inner history. He belonged to that class of eminent ecclesiastics -- and it is by no means a small class -- who have been distinguished less for saintliness and learning than for practical ability. Had he lived in the Middle Ages he would certainly have been neither a Francis nor an Aquinas, but he might have been an Innocent. As it was, born in the England of the nineteenth century, growing up in the very seed-time of modern progress, coming to maturity with the first onrush of Liberalism, and living long enough to witness the victories of Science and Democracy, he yet, by a strange concatenation of circumstances, seemed almost to revive in his own person that long line of diplomatic and administrative clerics which, one would have thought, had come to an end for ever with Cardinal Wolsey.
In Manning, so it appeared, the Middle Ages lived again. The tall gaunt figure, with the face of smiling asceticism, the robes, and the biretta, as it passed in triumph from High Mass at the Oratory to philanthropic gat

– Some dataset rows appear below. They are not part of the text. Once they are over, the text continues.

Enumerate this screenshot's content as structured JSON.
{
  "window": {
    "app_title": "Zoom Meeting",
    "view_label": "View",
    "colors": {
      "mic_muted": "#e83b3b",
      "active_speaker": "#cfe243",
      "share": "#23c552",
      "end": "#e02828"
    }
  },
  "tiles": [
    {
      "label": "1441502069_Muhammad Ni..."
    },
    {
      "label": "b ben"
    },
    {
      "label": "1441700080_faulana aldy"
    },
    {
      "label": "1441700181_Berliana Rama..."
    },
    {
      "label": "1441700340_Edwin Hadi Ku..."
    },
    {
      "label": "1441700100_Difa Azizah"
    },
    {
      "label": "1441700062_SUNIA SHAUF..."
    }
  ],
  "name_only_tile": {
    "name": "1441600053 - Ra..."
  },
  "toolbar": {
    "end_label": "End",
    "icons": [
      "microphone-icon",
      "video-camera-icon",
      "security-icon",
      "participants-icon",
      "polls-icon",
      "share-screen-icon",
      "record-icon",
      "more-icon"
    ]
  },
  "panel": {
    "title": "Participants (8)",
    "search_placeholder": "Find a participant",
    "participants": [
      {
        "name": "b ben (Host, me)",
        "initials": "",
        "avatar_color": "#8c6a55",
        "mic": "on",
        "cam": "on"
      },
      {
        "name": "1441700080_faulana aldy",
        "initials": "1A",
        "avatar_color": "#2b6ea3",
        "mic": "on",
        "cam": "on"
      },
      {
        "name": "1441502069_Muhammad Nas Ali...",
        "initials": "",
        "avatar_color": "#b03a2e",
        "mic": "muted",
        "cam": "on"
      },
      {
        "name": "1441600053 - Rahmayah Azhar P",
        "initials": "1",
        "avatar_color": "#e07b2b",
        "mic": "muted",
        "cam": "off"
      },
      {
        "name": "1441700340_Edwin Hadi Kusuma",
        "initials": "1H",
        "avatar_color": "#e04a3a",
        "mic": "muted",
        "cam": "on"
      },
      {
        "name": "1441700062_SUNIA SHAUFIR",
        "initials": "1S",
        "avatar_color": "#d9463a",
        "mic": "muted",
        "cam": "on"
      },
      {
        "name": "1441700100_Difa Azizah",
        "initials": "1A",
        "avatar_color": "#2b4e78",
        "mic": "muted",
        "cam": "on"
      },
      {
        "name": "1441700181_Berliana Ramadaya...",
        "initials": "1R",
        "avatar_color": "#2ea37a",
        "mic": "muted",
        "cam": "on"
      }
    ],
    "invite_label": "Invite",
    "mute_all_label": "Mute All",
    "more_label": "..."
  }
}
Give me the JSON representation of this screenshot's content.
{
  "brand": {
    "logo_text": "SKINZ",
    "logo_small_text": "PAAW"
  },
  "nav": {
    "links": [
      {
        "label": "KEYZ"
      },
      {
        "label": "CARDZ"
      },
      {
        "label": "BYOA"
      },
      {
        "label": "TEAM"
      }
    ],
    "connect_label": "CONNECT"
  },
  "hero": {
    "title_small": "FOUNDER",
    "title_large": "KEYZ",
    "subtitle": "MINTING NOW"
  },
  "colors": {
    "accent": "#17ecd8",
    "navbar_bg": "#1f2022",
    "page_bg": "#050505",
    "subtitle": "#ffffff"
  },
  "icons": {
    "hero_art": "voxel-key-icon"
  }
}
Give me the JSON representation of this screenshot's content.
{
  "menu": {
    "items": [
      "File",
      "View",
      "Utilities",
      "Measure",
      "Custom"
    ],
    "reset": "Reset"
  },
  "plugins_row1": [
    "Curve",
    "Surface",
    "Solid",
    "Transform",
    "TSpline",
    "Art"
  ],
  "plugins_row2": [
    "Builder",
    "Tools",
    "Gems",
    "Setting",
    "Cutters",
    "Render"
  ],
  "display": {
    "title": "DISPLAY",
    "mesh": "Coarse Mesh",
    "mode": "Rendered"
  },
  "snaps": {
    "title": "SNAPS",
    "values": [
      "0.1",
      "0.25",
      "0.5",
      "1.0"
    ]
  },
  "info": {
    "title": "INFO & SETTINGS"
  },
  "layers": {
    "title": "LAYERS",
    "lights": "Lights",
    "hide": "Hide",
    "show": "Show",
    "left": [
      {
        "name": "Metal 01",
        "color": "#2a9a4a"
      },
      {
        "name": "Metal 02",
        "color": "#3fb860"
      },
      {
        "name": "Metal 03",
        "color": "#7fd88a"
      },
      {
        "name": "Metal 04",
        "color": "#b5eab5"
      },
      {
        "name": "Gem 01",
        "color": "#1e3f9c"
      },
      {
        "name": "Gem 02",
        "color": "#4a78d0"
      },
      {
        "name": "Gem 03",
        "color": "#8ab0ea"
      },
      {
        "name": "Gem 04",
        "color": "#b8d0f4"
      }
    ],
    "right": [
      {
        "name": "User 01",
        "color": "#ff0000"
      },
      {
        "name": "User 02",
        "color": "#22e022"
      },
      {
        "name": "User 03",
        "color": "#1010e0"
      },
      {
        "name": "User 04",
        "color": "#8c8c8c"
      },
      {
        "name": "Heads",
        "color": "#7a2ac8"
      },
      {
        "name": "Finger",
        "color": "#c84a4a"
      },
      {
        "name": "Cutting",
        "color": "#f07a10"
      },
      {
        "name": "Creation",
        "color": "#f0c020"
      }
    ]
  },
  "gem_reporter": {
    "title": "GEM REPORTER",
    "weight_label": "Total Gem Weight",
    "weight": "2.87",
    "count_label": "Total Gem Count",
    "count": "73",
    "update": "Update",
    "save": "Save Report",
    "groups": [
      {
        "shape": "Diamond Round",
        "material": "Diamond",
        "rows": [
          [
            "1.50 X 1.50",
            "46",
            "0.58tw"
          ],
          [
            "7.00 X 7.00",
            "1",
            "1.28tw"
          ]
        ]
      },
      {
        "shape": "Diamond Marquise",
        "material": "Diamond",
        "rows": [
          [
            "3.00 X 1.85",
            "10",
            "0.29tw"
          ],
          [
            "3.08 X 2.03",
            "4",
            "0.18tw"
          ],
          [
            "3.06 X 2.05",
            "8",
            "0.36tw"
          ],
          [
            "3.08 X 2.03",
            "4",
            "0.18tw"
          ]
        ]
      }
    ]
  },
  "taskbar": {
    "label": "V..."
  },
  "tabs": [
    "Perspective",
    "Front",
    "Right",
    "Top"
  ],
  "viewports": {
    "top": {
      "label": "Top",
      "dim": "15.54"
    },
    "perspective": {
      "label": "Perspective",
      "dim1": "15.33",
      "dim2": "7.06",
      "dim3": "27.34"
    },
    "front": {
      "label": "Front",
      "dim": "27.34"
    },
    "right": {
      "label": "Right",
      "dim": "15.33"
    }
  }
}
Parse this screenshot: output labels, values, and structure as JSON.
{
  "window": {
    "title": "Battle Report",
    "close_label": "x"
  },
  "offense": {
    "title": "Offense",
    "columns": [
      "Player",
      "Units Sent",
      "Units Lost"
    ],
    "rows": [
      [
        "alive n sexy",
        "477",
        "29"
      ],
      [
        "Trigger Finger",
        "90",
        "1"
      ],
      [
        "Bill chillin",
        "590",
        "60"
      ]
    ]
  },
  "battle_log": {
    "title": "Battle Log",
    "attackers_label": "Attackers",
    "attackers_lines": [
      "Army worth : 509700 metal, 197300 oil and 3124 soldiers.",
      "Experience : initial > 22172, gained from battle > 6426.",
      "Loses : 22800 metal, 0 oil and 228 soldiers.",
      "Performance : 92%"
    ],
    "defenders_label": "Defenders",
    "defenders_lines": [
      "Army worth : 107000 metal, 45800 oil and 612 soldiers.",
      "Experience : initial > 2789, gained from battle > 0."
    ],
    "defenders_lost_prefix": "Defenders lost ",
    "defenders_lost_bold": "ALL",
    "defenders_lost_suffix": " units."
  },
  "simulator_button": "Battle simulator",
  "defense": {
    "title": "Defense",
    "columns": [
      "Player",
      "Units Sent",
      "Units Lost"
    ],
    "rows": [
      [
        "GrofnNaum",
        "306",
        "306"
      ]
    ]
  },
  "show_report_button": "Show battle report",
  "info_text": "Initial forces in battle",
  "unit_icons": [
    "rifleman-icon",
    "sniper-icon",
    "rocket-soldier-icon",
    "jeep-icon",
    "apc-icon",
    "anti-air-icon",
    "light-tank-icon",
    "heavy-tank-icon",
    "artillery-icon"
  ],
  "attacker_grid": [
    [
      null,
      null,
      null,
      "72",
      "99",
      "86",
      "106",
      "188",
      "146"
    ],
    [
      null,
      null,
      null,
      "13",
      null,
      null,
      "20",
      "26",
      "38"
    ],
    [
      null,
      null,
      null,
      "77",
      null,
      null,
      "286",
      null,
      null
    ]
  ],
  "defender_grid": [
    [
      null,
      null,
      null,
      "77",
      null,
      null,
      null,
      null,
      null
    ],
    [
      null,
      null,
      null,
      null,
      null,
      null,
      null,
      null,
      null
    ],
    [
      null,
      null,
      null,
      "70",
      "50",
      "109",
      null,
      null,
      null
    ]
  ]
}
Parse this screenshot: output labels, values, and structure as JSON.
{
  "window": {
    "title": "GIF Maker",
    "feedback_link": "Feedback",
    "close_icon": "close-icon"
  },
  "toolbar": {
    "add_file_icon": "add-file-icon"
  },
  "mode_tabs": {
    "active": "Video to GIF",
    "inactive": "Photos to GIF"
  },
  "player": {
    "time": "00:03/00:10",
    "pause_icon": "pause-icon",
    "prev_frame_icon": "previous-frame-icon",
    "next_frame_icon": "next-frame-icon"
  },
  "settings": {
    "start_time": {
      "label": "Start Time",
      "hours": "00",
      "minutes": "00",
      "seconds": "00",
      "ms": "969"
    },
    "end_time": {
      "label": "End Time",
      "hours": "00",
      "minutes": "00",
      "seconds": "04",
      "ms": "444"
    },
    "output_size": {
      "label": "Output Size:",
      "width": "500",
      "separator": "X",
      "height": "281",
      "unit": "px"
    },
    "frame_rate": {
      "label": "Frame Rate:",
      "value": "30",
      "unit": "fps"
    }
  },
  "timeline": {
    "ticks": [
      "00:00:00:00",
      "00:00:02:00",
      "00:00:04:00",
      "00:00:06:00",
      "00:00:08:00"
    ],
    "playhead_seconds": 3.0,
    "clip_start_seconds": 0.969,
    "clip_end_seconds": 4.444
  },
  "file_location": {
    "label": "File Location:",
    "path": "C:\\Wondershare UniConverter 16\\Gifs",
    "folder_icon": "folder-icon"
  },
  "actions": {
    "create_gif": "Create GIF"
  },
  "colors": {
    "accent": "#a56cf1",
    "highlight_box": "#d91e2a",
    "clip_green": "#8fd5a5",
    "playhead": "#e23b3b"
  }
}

Strachey's brilliant and delicate wit in puncturing the overblown images of the revered "celebrities" of the Victorian Era cannot be excelled. His reading of the distinctive, yet similar, personalities of Cardinal Manning, Florence Nightingale, General Gorden, and Thomas Arnold remains as a classic description of the personalities which defined their age. As the most uptight and upright Christians following the dictates of the Old Testament, they were still commanded by their own desires -- desires which remained unknown to them. Might well be read along with Samuel Butler's WAY OF ALL FLESH.